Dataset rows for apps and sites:
· · ·
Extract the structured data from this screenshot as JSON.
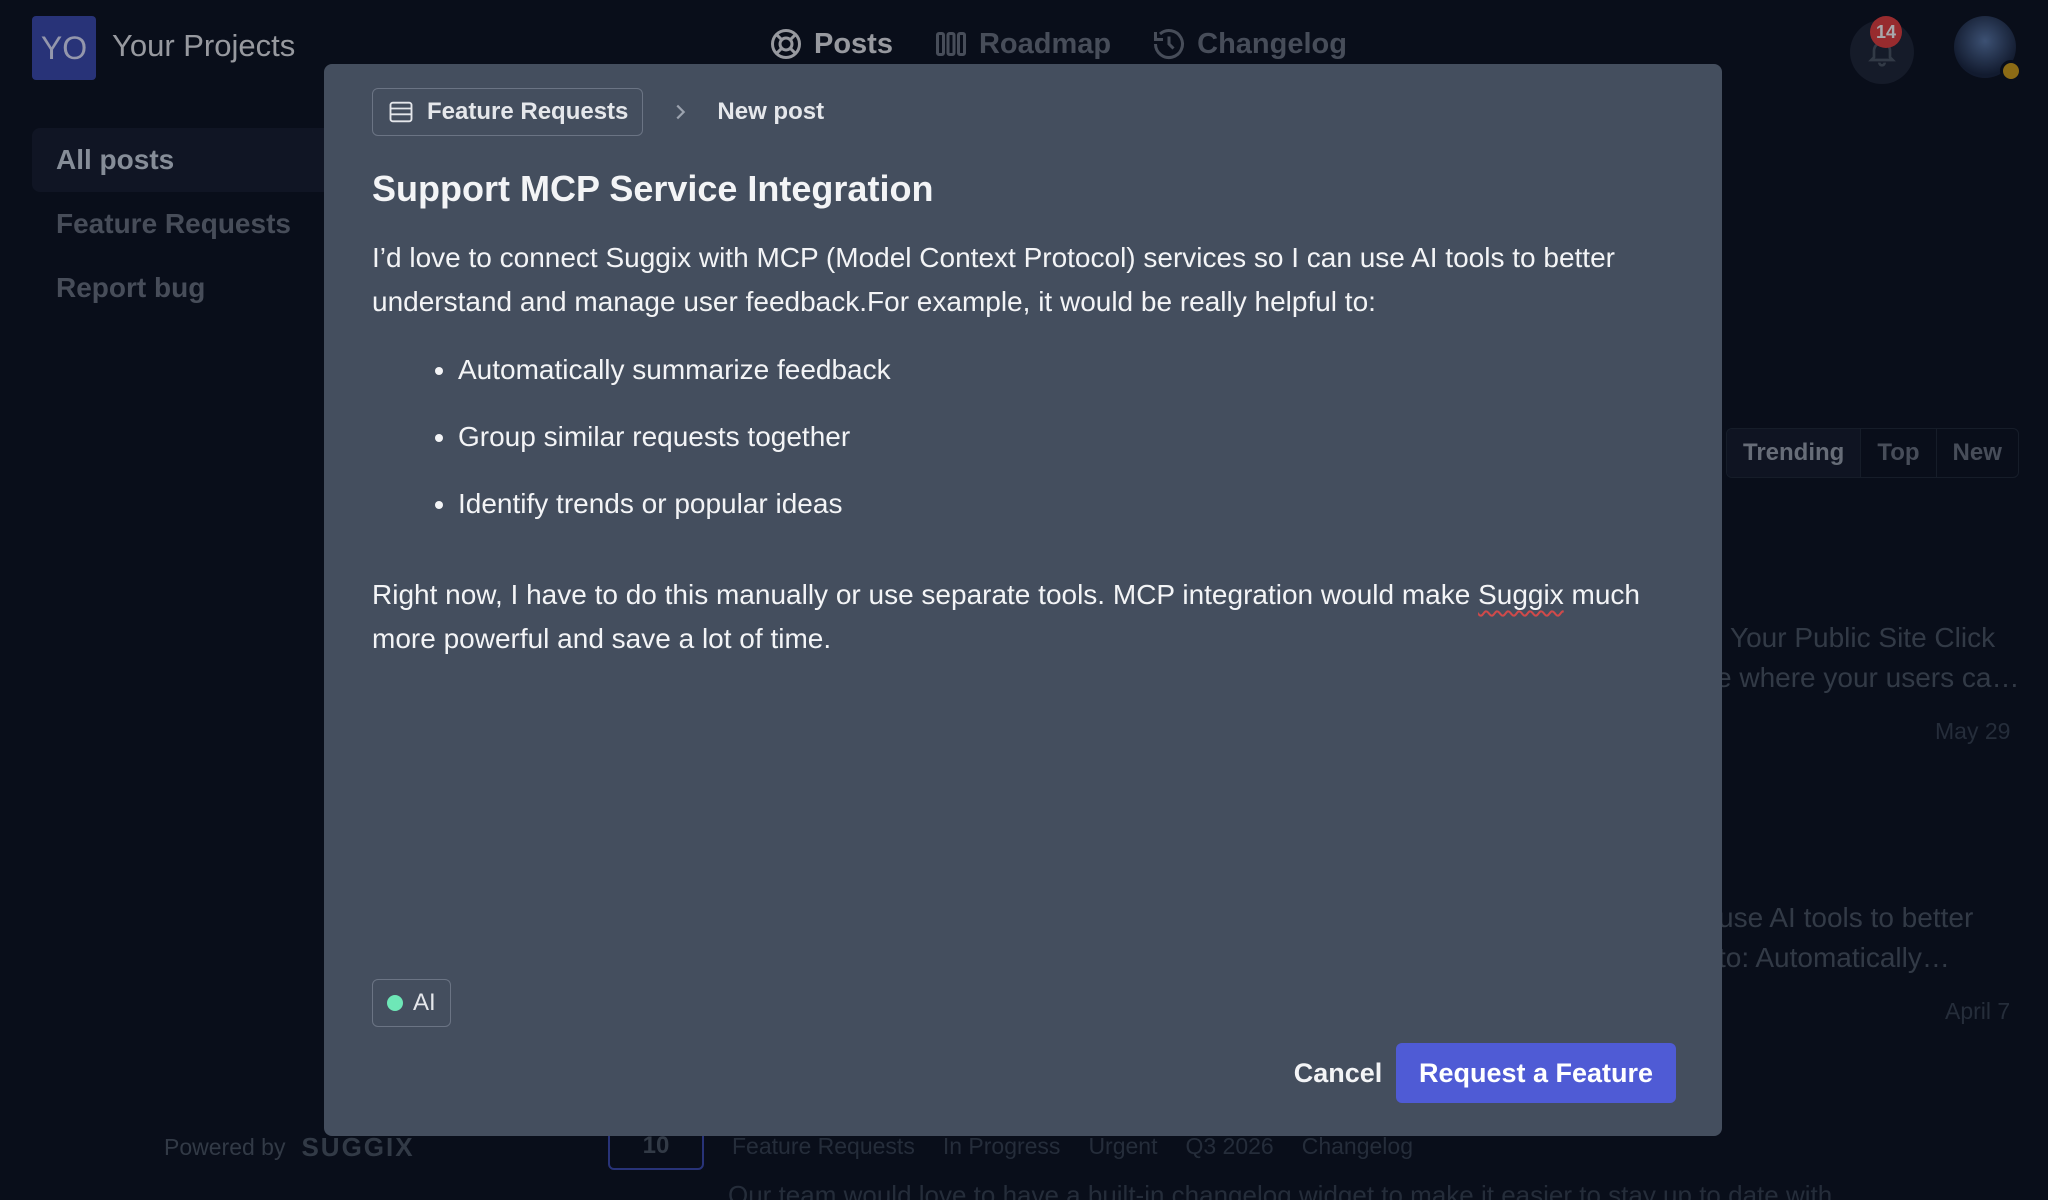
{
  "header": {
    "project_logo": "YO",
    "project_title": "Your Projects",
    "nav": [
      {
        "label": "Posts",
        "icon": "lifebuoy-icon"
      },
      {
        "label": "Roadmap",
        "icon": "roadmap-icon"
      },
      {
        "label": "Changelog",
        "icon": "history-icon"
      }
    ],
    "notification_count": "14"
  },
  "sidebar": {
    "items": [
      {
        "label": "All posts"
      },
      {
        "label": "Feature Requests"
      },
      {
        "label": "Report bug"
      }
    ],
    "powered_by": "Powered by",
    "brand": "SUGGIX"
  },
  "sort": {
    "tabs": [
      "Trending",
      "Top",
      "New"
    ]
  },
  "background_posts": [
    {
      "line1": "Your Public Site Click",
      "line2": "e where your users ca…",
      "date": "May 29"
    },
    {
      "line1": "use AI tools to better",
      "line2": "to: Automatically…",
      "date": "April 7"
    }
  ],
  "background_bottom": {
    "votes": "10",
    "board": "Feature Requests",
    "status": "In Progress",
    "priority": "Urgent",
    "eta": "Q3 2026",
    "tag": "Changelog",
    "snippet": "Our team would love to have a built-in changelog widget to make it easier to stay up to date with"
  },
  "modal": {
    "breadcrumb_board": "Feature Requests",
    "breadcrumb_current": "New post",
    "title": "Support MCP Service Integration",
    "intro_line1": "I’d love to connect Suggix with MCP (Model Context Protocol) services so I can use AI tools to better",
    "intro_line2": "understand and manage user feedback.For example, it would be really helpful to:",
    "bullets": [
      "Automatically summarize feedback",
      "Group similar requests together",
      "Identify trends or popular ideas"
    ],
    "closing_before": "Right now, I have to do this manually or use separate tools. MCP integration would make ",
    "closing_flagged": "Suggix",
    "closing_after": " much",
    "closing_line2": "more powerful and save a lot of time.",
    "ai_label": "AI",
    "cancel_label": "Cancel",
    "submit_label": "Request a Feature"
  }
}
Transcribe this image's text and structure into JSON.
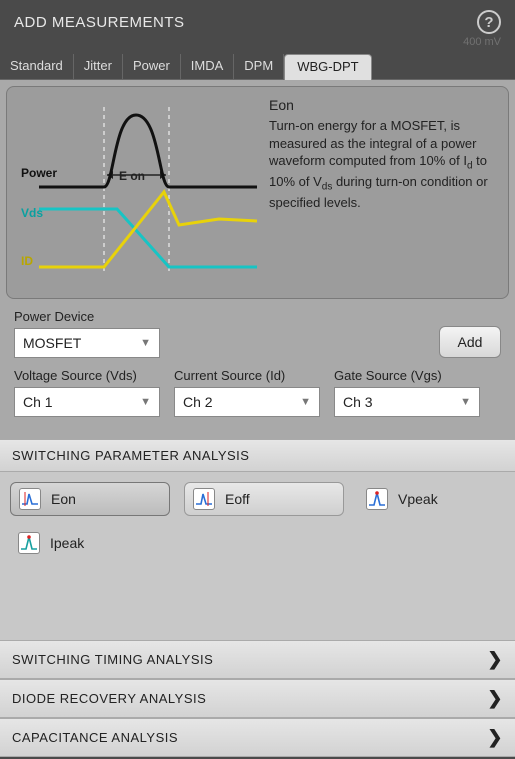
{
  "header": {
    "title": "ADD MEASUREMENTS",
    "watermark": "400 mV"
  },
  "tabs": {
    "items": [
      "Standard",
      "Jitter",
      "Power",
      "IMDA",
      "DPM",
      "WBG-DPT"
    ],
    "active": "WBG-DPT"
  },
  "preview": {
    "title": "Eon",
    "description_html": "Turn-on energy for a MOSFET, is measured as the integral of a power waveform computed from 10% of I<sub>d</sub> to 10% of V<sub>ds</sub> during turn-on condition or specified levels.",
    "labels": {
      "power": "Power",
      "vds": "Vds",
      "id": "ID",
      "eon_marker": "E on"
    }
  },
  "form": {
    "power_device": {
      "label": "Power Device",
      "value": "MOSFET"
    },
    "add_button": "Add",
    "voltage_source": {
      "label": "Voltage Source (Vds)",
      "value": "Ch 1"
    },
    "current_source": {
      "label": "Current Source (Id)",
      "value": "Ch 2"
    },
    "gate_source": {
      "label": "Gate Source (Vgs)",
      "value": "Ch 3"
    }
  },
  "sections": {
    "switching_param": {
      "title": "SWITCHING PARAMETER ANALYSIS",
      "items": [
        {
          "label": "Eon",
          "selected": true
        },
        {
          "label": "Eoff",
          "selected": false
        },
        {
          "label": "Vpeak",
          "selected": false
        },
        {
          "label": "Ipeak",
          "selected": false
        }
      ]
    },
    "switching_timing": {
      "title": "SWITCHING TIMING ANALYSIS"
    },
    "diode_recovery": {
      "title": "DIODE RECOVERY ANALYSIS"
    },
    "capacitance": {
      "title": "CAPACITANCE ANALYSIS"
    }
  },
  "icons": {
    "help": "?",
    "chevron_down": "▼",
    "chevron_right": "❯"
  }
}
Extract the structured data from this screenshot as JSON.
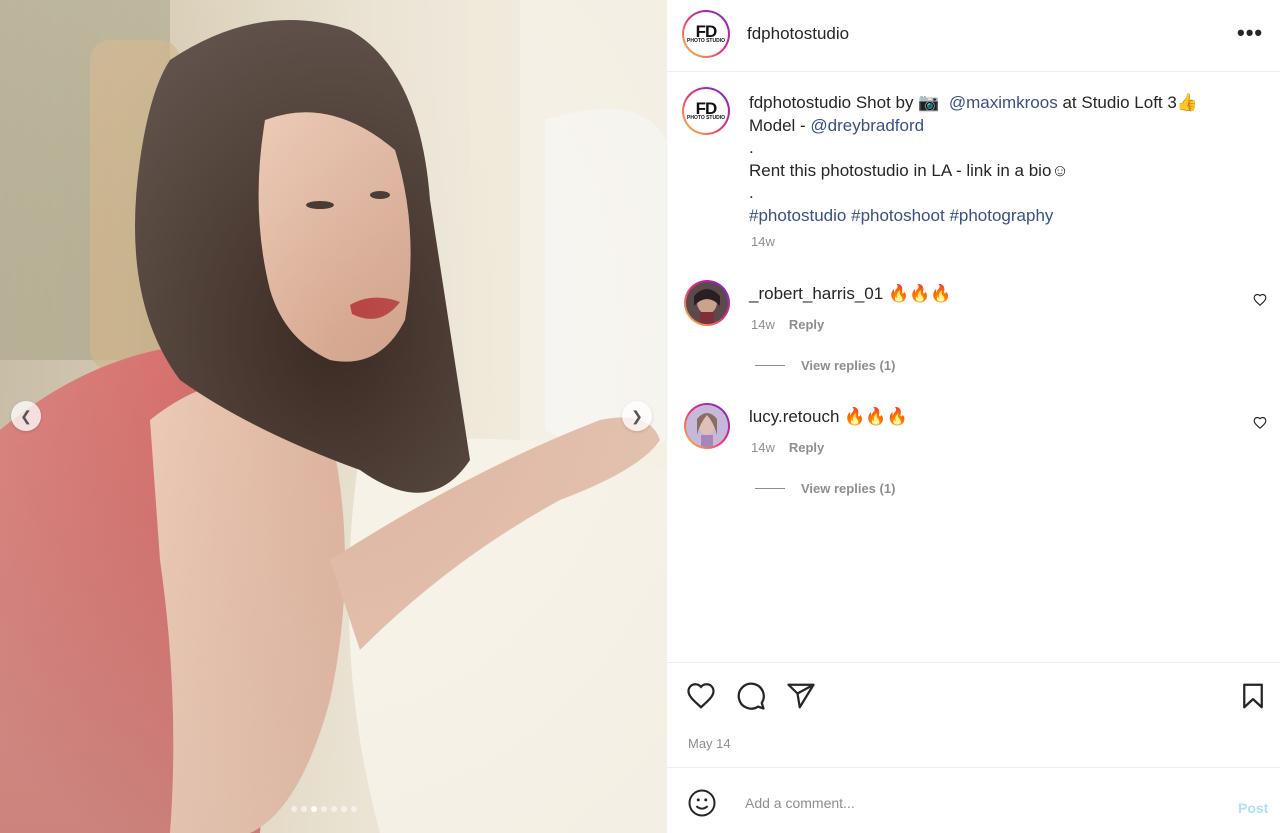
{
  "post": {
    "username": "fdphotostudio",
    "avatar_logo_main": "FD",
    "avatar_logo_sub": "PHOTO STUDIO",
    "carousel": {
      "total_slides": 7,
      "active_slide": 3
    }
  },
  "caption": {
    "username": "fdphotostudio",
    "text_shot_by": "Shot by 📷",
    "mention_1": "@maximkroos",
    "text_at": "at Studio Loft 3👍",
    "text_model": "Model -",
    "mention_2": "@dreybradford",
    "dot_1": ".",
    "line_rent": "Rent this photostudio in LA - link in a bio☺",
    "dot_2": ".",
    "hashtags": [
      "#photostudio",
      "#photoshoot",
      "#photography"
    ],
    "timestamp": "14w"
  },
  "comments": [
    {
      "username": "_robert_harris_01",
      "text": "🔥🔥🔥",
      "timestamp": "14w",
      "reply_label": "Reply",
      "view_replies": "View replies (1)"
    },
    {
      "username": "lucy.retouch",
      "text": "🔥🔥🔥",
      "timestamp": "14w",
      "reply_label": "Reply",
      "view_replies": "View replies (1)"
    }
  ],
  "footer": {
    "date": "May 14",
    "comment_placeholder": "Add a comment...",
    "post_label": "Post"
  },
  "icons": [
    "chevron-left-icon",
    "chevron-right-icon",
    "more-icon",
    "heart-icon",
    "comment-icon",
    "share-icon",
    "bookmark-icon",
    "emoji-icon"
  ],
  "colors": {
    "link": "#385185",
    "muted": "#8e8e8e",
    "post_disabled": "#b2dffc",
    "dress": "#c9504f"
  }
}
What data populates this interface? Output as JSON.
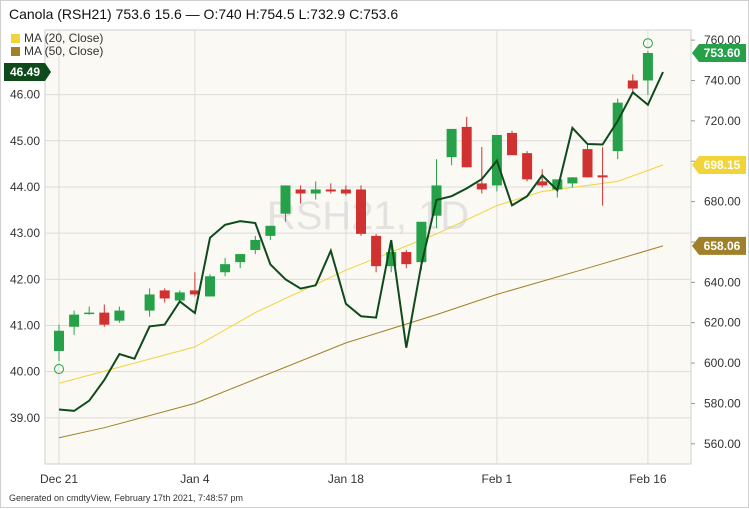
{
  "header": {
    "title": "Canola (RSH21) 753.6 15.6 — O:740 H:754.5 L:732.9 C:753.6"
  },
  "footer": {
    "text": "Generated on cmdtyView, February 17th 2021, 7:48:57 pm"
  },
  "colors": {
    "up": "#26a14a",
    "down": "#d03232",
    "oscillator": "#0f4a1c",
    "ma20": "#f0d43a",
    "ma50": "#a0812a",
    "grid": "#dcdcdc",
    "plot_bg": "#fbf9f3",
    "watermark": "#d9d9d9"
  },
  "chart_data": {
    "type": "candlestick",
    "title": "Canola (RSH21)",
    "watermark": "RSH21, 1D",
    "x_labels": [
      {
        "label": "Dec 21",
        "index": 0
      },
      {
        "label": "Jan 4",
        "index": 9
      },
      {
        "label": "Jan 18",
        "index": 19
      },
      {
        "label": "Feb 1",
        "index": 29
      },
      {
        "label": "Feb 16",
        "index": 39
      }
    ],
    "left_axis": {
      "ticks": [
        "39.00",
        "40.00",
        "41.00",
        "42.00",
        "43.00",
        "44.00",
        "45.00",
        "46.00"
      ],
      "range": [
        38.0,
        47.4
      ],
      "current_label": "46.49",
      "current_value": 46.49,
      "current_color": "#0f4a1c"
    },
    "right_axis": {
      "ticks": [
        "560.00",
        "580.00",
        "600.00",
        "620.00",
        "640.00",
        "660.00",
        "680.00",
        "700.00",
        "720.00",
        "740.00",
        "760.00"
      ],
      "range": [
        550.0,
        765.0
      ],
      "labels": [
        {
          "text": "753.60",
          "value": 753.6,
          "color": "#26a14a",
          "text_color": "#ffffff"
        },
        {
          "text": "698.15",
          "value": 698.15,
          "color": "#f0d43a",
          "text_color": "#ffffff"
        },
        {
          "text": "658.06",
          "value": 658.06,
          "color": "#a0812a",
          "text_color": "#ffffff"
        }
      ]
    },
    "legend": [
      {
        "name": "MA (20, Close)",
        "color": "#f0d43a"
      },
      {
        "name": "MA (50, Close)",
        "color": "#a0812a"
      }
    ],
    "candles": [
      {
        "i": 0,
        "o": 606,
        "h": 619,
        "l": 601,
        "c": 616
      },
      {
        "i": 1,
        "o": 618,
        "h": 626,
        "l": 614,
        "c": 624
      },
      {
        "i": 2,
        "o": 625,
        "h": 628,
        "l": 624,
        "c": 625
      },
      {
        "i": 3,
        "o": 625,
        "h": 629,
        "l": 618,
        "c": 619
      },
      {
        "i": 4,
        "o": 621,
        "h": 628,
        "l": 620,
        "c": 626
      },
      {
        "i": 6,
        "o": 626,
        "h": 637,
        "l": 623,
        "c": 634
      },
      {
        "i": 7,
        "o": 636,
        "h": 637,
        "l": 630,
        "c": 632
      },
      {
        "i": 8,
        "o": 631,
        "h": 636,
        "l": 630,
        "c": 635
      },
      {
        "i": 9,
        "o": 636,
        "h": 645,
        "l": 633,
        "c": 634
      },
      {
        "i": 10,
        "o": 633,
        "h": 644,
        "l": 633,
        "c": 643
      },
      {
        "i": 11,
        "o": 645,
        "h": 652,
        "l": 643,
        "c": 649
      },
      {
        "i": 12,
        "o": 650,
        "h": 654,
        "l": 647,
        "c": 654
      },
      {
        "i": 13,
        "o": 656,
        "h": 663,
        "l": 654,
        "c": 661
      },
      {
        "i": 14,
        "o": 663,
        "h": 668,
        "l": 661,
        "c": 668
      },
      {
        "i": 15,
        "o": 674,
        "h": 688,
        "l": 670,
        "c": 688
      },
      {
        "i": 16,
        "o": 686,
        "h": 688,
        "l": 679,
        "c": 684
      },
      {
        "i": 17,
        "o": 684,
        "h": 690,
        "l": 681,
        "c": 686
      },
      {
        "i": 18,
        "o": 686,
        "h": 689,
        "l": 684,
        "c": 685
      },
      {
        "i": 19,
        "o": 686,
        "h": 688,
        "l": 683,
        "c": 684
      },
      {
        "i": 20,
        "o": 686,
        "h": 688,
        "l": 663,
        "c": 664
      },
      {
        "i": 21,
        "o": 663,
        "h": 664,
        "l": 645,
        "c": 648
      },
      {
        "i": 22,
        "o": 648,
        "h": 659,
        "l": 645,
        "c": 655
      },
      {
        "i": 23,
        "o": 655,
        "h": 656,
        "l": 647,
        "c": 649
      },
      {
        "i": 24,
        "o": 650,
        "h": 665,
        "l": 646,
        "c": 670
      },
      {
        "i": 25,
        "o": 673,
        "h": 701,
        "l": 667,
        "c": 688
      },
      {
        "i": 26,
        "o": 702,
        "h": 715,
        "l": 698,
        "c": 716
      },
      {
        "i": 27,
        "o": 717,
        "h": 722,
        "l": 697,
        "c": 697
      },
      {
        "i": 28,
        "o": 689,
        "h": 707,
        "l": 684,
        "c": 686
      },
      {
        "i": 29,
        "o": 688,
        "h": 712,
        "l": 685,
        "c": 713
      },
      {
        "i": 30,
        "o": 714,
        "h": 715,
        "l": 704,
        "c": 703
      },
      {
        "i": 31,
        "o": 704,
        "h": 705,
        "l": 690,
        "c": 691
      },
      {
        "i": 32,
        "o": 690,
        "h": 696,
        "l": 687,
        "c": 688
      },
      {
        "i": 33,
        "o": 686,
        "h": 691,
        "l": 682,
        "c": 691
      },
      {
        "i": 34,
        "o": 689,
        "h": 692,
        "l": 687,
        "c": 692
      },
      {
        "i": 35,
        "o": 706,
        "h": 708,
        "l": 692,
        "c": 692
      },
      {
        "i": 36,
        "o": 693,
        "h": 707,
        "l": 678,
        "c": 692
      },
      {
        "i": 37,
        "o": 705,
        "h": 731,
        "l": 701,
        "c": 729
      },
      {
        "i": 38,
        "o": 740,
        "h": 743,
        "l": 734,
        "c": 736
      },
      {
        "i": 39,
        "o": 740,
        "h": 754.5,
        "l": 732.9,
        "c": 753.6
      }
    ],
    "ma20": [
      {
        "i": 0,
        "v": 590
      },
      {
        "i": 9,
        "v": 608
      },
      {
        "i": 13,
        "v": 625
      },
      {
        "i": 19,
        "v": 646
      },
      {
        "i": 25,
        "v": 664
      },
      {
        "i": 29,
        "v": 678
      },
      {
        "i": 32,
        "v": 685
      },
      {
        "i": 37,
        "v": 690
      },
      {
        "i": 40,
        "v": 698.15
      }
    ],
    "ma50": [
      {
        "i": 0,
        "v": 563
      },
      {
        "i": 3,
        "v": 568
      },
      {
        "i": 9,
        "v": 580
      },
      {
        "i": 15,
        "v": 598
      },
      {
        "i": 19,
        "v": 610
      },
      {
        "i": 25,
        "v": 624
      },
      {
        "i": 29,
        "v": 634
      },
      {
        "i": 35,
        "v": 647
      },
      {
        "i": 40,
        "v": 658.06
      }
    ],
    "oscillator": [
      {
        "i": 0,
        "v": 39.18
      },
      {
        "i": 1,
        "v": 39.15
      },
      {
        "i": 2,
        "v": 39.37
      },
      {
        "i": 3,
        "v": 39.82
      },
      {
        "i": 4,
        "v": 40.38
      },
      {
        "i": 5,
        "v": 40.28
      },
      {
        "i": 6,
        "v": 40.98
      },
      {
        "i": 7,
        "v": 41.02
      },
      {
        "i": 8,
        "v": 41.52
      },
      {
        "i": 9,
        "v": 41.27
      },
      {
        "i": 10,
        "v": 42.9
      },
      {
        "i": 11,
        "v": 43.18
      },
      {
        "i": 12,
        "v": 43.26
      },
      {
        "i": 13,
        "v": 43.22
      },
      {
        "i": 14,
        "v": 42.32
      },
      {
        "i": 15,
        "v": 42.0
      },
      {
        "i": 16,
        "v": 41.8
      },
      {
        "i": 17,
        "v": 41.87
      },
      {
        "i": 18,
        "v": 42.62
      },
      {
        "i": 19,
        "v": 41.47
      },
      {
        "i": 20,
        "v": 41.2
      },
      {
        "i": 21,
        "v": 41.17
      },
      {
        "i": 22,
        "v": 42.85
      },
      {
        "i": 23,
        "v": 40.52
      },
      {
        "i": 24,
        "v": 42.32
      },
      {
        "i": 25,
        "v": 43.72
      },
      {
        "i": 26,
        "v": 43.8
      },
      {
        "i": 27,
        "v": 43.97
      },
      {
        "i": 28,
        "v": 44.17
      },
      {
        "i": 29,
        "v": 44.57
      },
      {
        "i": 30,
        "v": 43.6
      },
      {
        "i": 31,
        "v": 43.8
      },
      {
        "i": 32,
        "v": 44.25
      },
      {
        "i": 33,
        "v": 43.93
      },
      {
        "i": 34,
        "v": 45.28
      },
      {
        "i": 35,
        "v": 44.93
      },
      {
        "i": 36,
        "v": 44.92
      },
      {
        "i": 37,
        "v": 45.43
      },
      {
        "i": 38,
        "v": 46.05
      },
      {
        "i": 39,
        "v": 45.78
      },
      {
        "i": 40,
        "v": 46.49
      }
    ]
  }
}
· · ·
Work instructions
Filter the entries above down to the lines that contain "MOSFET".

Solution to the exercise
    "description_html": "Turn-on energy for a MOSFET, is measured as the integral of a power waveform computed from 10% of I<sub>d</sub> to 10% of V<sub>ds</sub> during turn-on condition or specified levels.",
      "value": "MOSFET"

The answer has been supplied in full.